> [REQUIRED ACTION]: Lines of the data that contain the word "Visibility" are the ones to copy.

Data records for software interfaces:
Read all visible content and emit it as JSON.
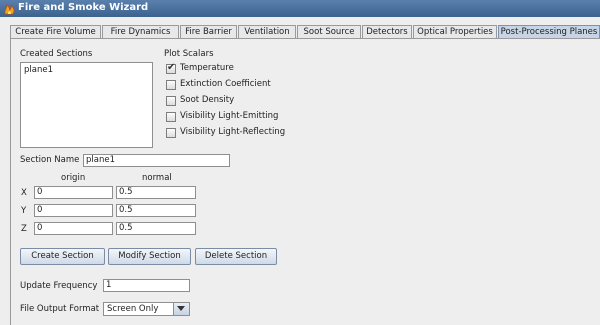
{
  "window": {
    "title": "Fire and Smoke Wizard"
  },
  "tabs": [
    {
      "label": "Create Fire Volume"
    },
    {
      "label": "Fire Dynamics"
    },
    {
      "label": "Fire Barrier"
    },
    {
      "label": "Ventilation"
    },
    {
      "label": "Soot Source"
    },
    {
      "label": "Detectors"
    },
    {
      "label": "Optical Properties"
    },
    {
      "label": "Post-Processing Planes",
      "active": true
    }
  ],
  "created_sections": {
    "label": "Created Sections",
    "items": [
      "plane1"
    ]
  },
  "plot_scalars": {
    "label": "Plot Scalars",
    "items": [
      {
        "label": "Temperature",
        "checked": true
      },
      {
        "label": "Extinction Coefficient",
        "checked": false
      },
      {
        "label": "Soot Density",
        "checked": false
      },
      {
        "label": "Visibility Light-Emitting",
        "checked": false
      },
      {
        "label": "Visibility Light-Reflecting",
        "checked": false
      }
    ]
  },
  "section_name": {
    "label": "Section Name",
    "value": "plane1"
  },
  "coords": {
    "origin_label": "origin",
    "normal_label": "normal",
    "rows": [
      {
        "axis": "X",
        "origin": "0",
        "normal": "0.5"
      },
      {
        "axis": "Y",
        "origin": "0",
        "normal": "0.5"
      },
      {
        "axis": "Z",
        "origin": "0",
        "normal": "0.5"
      }
    ]
  },
  "buttons": {
    "create": "Create Section",
    "modify": "Modify Section",
    "delete": "Delete Section"
  },
  "update_frequency": {
    "label": "Update Frequency",
    "value": "1"
  },
  "file_output_format": {
    "label": "File Output Format",
    "value": "Screen Only"
  }
}
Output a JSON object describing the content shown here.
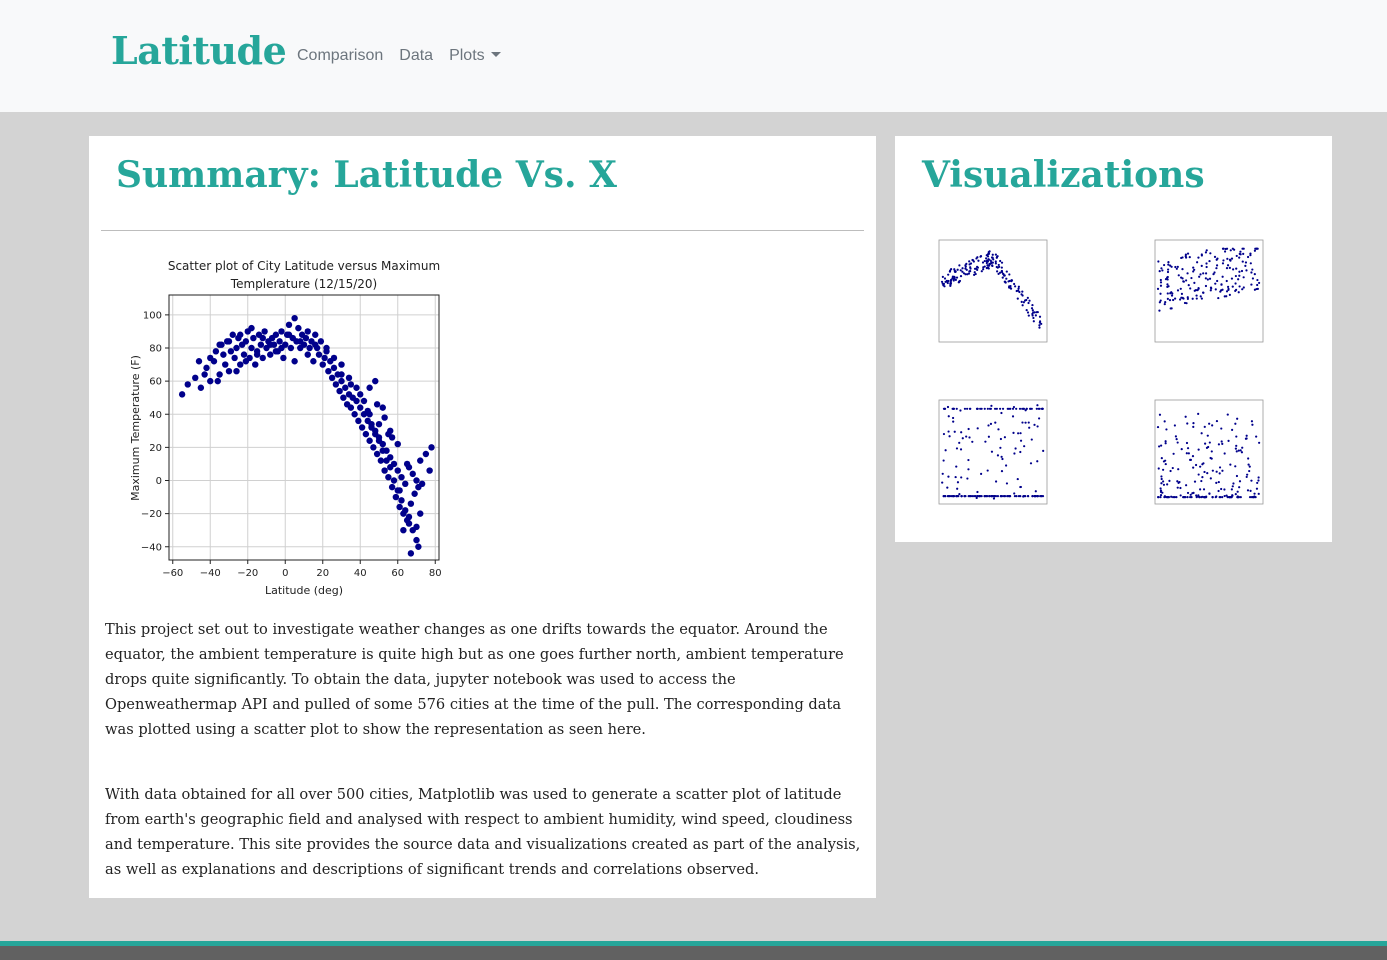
{
  "navbar": {
    "brand": "Latitude",
    "links": [
      "Comparison",
      "Data",
      "Plots"
    ]
  },
  "summary": {
    "title": "Summary: Latitude Vs. X",
    "paragraph1": "This project set out to investigate weather changes as one drifts towards the equator. Around the equator, the ambient temperature is quite high but as one goes further north, ambient temperature drops quite significantly. To obtain the data, jupyter notebook was used to access the Openweathermap API and pulled of some 576 cities at the time of the pull. The corresponding data was plotted using a scatter plot to show the representation as seen here.",
    "paragraph2": "With data obtained for all over 500 cities, Matplotlib was used to generate a scatter plot of latitude from earth's geographic field and analysed with respect to ambient humidity, wind speed, cloudiness and temperature. This site provides the source data and visualizations created as part of the analysis, as well as explanations and descriptions of significant trends and correlations observed."
  },
  "visualizations": {
    "title": "Visualizations"
  },
  "colors": {
    "accent": "#26a69a",
    "marker": "#00008b",
    "footer": "#616161"
  },
  "chart_data": [
    {
      "type": "scatter",
      "title": "Scatter plot of City Latitude versus Maximum Templerature (12/15/20)",
      "title_lines": [
        "Scatter plot of City Latitude versus Maximum",
        "Templerature (12/15/20)"
      ],
      "xlabel": "Latitude (deg)",
      "ylabel": "Maximum Temperature (F)",
      "xlim": [
        -62,
        82
      ],
      "ylim": [
        -48,
        112
      ],
      "xticks": [
        -60,
        -40,
        -20,
        0,
        20,
        40,
        60,
        80
      ],
      "yticks": [
        -40,
        -20,
        0,
        20,
        40,
        60,
        80,
        100
      ],
      "grid": true,
      "x": [
        -55,
        -52,
        -48,
        -46,
        -45,
        -43,
        -42,
        -40,
        -40,
        -38,
        -37,
        -35,
        -35,
        -33,
        -32,
        -30,
        -30,
        -29,
        -28,
        -27,
        -26,
        -25,
        -24,
        -23,
        -22,
        -21,
        -20,
        -19,
        -18,
        -17,
        -16,
        -15,
        -14,
        -13,
        -12,
        -11,
        -10,
        -9,
        -8,
        -7,
        -6,
        -5,
        -4,
        -3,
        -2,
        -1,
        0,
        1,
        2,
        3,
        4,
        5,
        6,
        7,
        8,
        9,
        10,
        11,
        12,
        13,
        14,
        15,
        16,
        17,
        18,
        19,
        20,
        21,
        22,
        23,
        24,
        25,
        26,
        27,
        28,
        29,
        30,
        31,
        32,
        33,
        34,
        35,
        36,
        37,
        38,
        39,
        40,
        41,
        42,
        43,
        44,
        45,
        46,
        47,
        48,
        49,
        50,
        51,
        52,
        53,
        54,
        55,
        56,
        57,
        58,
        59,
        60,
        61,
        62,
        63,
        64,
        65,
        66,
        67,
        68,
        69,
        70,
        71,
        72,
        73,
        75,
        77,
        78,
        -36,
        -34,
        -31,
        -26,
        -24,
        -21,
        -18,
        -15,
        -12,
        -8,
        -5,
        -2,
        2,
        5,
        8,
        12,
        16,
        22,
        26,
        30,
        34,
        38,
        42,
        44,
        46,
        48,
        50,
        52,
        54,
        56,
        58,
        60,
        62,
        64,
        66,
        68,
        70,
        72,
        30,
        35,
        40,
        45,
        50,
        55,
        60,
        65,
        70,
        48,
        52,
        56,
        61,
        66,
        71,
        45,
        49,
        53,
        57,
        63,
        67
      ],
      "y": [
        52,
        58,
        62,
        72,
        56,
        64,
        68,
        74,
        60,
        72,
        78,
        64,
        82,
        76,
        70,
        84,
        66,
        78,
        88,
        74,
        80,
        86,
        70,
        82,
        76,
        84,
        90,
        74,
        80,
        86,
        70,
        78,
        88,
        82,
        74,
        90,
        80,
        84,
        76,
        86,
        82,
        88,
        78,
        84,
        90,
        74,
        82,
        88,
        94,
        80,
        86,
        98,
        84,
        92,
        80,
        88,
        82,
        86,
        90,
        80,
        84,
        72,
        88,
        80,
        76,
        84,
        70,
        74,
        78,
        66,
        72,
        62,
        68,
        58,
        64,
        54,
        60,
        50,
        56,
        46,
        52,
        44,
        50,
        40,
        48,
        36,
        44,
        32,
        40,
        28,
        36,
        24,
        32,
        20,
        28,
        16,
        26,
        12,
        22,
        6,
        18,
        2,
        14,
        -4,
        10,
        -10,
        6,
        -16,
        2,
        -20,
        -2,
        -24,
        8,
        -14,
        4,
        -8,
        0,
        -4,
        12,
        -2,
        16,
        6,
        20,
        60,
        82,
        84,
        66,
        88,
        72,
        92,
        76,
        86,
        82,
        78,
        80,
        88,
        72,
        84,
        76,
        82,
        80,
        74,
        70,
        62,
        56,
        48,
        42,
        34,
        30,
        24,
        18,
        12,
        8,
        0,
        -6,
        -12,
        -18,
        -26,
        -30,
        -36,
        -20,
        64,
        58,
        52,
        40,
        34,
        28,
        22,
        10,
        -28,
        60,
        44,
        30,
        -6,
        -22,
        -40,
        56,
        46,
        38,
        26,
        -30,
        -44
      ]
    }
  ]
}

> [RESPONSE FOR THIS EXERCISE]:
        "label": "Visibility Light-Emitting",
        "label": "Visibility Light-Reflecting",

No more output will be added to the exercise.